Through a VR headset you see as realistic as possible an image of a virtual space, whereas it is the sound that confirms that you are actually there. Good sound in VR headsets are not self-evident. The VR headset including TU/e developments, aims to produce ‘pure’ acoustics that cannot be differentiated from ‘true’ sound. At the Dutch Design Week (DDW) 2019, a demonstration of this equipment is available, hinting to what opportunities it has. Through “echolocation” this instrument can assist the blind in gaining a better perception of their environment as self-made click sounds bounce back at them. You can also experience the acoustics of a still-to-be-built office.
For a realistic reproduction of sound through a VR headset, several important aspects have to be addressed.
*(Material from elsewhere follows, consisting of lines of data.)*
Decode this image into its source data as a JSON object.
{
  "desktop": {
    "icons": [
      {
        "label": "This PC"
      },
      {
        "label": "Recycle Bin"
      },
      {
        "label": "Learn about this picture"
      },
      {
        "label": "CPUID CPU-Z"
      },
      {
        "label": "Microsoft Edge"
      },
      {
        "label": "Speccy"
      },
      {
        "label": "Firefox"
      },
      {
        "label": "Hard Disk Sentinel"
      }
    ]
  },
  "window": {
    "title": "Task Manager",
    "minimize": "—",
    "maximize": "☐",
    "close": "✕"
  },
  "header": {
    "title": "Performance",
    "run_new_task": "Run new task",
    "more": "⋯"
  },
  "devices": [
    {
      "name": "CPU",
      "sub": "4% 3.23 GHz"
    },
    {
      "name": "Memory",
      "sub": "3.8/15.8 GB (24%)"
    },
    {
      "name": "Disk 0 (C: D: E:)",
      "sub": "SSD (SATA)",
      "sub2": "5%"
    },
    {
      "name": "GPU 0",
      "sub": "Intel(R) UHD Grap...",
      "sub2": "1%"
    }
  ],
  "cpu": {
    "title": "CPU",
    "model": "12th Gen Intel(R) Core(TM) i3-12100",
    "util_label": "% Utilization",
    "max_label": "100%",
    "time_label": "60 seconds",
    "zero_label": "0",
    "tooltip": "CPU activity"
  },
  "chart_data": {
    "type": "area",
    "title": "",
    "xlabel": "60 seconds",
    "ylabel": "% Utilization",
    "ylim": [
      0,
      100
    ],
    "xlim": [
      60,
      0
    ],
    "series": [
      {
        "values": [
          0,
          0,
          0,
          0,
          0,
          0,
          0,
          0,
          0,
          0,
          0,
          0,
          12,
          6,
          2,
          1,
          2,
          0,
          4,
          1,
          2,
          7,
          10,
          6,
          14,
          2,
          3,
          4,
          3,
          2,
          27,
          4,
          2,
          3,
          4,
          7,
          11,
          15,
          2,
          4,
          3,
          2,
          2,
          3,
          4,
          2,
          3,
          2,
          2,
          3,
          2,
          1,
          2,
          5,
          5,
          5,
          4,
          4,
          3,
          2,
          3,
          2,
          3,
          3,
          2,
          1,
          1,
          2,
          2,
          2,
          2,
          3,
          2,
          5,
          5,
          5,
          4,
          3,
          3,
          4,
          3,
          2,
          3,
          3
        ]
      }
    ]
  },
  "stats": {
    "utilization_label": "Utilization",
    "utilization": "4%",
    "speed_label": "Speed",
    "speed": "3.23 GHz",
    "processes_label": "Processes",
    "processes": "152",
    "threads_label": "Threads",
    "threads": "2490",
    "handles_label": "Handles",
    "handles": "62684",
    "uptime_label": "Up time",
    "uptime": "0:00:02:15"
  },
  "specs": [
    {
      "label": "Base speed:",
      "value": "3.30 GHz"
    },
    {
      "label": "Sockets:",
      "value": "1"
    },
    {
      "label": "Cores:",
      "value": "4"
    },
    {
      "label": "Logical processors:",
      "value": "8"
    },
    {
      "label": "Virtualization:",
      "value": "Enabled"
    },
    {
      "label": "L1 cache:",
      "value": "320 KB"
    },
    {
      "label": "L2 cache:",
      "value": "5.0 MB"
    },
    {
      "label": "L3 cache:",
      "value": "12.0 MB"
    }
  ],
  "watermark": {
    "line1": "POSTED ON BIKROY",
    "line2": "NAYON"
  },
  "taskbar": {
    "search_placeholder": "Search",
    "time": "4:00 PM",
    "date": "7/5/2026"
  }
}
In short, the source of sound, the propagation path, and the reproduction system need to be well taken care of. The main contribution of the Building Acoustics team is to take care of a realistic propagation path, being the acoustics of a room. This propagation path includes the direct sound from the source to the listener, as well as all room reflections that occur when the sound waves interact with the room. These signals need to be obtained binaurally, meaning at both ears. In the DDW demo, we have recorded these signals in the room displayed in VR, for many head rotations. For every look angle in VR, the corresponding (interpolated) signal is used and processed (convolved) with the voice as picked up by the microphone, offered to you in near real-time via headphones.
Our current research focusses on obtaining the room acoustic signals from detailed calculations instead of measurements, as this will allow to render the sound in VR for newly designed (not yet existing) spaces. At one hand we work with these prediction methods, see this publication. At the other hand, we investigate the accuracy of these prediction methods needed to reproduce the sound in rooms realistically, with the aim to get realistic and efficient prediction methods, such that real-time VR experiences can be aimed for.
As a part of our scientific research described above, we will evaluate acoustics of spaces in VR. For these tests, we are open for volunteers that are interested to participate and help us to bring further science and technology. If you are interested, please fill your contact information below.